Go to page content

Indigenous voices

Preserving Indigenous languages for future generations


By Michaela Doucette

June is National Indigenous History Month — a time to recognize the rich history, heritage, resilience and diversity of First Nations, Inuit and Métis Peoples across Canada.

The province of Newfoundland and Labrador is the ancestral and traditional homeland of the Beothuk, Mi’kmaq, Innu and Inuit. Each with diverse cultures, histories and languages. Memorial University Libraries’ Archives and Special Collections (ASC) Division in the Queen Elizabeth II Library holds various historical documents relating to each Indigenous group.

I recently began my role as Indigenous archivist with ASC. One of my areas of focus is highlighting the Indigenous material held within the archives and ensuring the public, specifically the related communities, know that the material is there, safely preserved and well cared for, and that these materials are available to view upon request.

I chose a selection of holdings from our archives profiling Indigenous languages for you to explore.

Please note: Due to traditional archival practices, such as respect des fonds, it is common for Indigenous-created and -related archival material to be hidden within colonial and settler collections and titled under colonial naming practices. As a result, some archival collections held at the Archives and Special Collections are described using language that may be potentially harmful and derogatory. Please use caution when searching our collections.

1/ Beothuk Language: Vocabulary of Demasduit’s Language

While relatively little is known about the Beothuk language, it is believed to be related to the Algonquian language family. Archives and Special Collections holds one of the last known remaining dictionaries created by Demasduit, a Beothuk woman captured by the party of John Peyton Sr. and John Peyton Jr. in 1819 and placed into the care of Anglican missionary, Rev. John Leigh. Archives and Special Collections came into the possession of the dictionary in 2001 as part of an accession donated to the archives by the estate of Michael Harrington. It is unknown how it came into the possession of Michael Harrington.

Photo: WARNING: This item has been described using colonial naming practices. 17-012 Vocabulary of [Demasduit], Archives and Special Collections, Queen Elizabeth II Library, Memorial University of Newfoundland.

2/ Mi’kmaw Language: Mi’kmaw Catechism

Mi’kmaw hieroglyphics date back 13,000 years and are considered to be the “base” of the Mi’kmaw language. In the 1690s, the Roman Catholic Church published the translations of certain prayers into the hieroglyphics. This Mi’kmaw catechism, titled "Buch das gut, enthaltend den Katechismus, Betrachung, Gesand,” was printed in Germany in 1866. It was in private hands for 13-plus years, thus resulting in significant damage. It was given to William Bennett of Gander, N.L., by Mateau Gidore, near Conne River, in July of 1965 in “appreciation for a float plane ride.” It is believed to be one of the few copies left in existence as there are only two other copies known; one at Harvard University, Mass., U.S., and one at Georgetown University, Washington D.C., U.S. William Bennett donated the Mi’kmaw catechism. The Mi’kmaw catechism has been digitized and is available on the Digital Archives Initiative https://collections.mun.ca/digital/collection/prayerbook/id/246

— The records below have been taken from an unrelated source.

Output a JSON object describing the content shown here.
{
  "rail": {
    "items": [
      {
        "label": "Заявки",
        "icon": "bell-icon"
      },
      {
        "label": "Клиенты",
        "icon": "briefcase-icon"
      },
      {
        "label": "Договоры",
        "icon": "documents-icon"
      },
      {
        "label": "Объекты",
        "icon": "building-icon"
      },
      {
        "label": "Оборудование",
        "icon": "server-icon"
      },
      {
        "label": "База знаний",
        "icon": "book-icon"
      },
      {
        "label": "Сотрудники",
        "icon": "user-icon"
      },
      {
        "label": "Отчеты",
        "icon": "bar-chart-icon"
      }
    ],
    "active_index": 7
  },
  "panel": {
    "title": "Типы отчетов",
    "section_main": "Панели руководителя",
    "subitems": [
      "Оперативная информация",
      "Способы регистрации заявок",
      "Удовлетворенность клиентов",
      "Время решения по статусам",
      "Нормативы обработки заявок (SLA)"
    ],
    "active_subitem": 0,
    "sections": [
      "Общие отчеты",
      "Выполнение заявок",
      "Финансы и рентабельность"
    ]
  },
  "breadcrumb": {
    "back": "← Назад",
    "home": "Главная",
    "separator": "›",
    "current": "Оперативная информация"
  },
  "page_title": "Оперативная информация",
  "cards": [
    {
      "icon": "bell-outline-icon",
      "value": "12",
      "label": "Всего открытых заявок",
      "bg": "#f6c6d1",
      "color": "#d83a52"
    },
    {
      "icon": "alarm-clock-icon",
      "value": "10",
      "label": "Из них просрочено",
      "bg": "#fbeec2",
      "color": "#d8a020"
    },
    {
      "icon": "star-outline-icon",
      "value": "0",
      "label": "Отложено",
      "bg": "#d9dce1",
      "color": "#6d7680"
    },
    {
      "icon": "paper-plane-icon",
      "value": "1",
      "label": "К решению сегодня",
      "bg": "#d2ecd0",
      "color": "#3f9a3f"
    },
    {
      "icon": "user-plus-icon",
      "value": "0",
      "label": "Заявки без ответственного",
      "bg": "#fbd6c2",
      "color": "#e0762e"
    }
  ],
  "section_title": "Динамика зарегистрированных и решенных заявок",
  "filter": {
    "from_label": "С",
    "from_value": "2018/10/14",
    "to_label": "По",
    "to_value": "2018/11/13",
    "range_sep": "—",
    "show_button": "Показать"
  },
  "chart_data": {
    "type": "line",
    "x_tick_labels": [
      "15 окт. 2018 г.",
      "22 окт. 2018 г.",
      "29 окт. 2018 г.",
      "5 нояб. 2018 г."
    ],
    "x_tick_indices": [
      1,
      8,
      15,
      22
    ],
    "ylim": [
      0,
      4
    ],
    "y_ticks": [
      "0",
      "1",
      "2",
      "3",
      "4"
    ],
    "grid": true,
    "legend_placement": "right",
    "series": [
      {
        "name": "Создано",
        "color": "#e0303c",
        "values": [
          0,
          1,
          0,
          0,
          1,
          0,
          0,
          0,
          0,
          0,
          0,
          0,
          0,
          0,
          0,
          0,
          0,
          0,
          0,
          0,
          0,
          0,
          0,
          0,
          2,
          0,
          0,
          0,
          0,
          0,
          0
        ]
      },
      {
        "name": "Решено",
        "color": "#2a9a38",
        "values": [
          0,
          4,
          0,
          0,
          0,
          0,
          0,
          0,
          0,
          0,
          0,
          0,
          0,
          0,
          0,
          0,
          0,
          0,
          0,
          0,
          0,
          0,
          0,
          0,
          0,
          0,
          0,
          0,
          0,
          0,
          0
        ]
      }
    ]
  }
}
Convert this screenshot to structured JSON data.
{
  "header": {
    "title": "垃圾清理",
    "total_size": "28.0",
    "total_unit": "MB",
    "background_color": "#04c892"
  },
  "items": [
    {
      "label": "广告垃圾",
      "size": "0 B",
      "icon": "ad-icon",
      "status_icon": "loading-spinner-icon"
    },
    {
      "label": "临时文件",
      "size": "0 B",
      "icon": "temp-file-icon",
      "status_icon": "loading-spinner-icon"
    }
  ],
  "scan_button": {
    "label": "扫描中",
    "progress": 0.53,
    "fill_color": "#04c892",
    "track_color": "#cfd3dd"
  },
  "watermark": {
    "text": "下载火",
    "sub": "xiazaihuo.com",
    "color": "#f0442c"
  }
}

Photo: COLL-462 [Mi’kmaw] Catechism, Archives and Special Collections, Queen Elizabeth II Library, Memorial University of Newfoundland.

3/ Inuktitut-German Dictionary

Inuktitut, or Inuttut in Northern Labrador, is one of the most widely spoken Indigenous languages, stretching from Alaska to Greenland. Inuktitut uses a writing system called syllabics, also used in the Cree language, which represents combinations of consonants and vowels. The language can also be written using the Roman alphabet, which is the dominant writing system used in Labrador and parts of Western Nunavut. This dictionary from 1813, which provides Inuktitut-German translations, was in the possession of Rev. Dr. Frederick W. Peacock, who served as a Moravian missionary in Northern Labrador in 1935. From 1941-71, Rev. Peacock was the superintendent for all Labrador Moravian missions and was deeply involved in the publishing, broadcasting and public speaking of Labrador Inuttut (Inuktitut). The dictionary, along with Rev. Peacock’s other archival materials, was donated to Archives and Special Collections in 1986 by his widow, Doris Peacock.

Photo: 1.01.003 Untitled Inuktitut-German Dictionary, 1813 (bound possibly in seal or caribou skin), COLL-069 F.W. Peacock Papers, Archives and Special Collections, Queen Elizabeth II Library, Memorial University of Newfoundland.


To receive news from Memorial in your inbox, subscribe to Gazette Now.

Latest News

Tech’s toll

Semiconductors 'very narrow aperture' to view water conflicts, drought says geographer

Memorial to Ireland

Applications open for Craig Dobbin Legacy Program

‘Rigorous, timely evidence’

Canada Research Chair in Pharmacy to continue informing policy development

A moment in time

Solar eclipse connected people through science

Presidential search

Update on progress April 10, 2024

People, place and books

Labrador Campus’ first academic librarian blends campus with community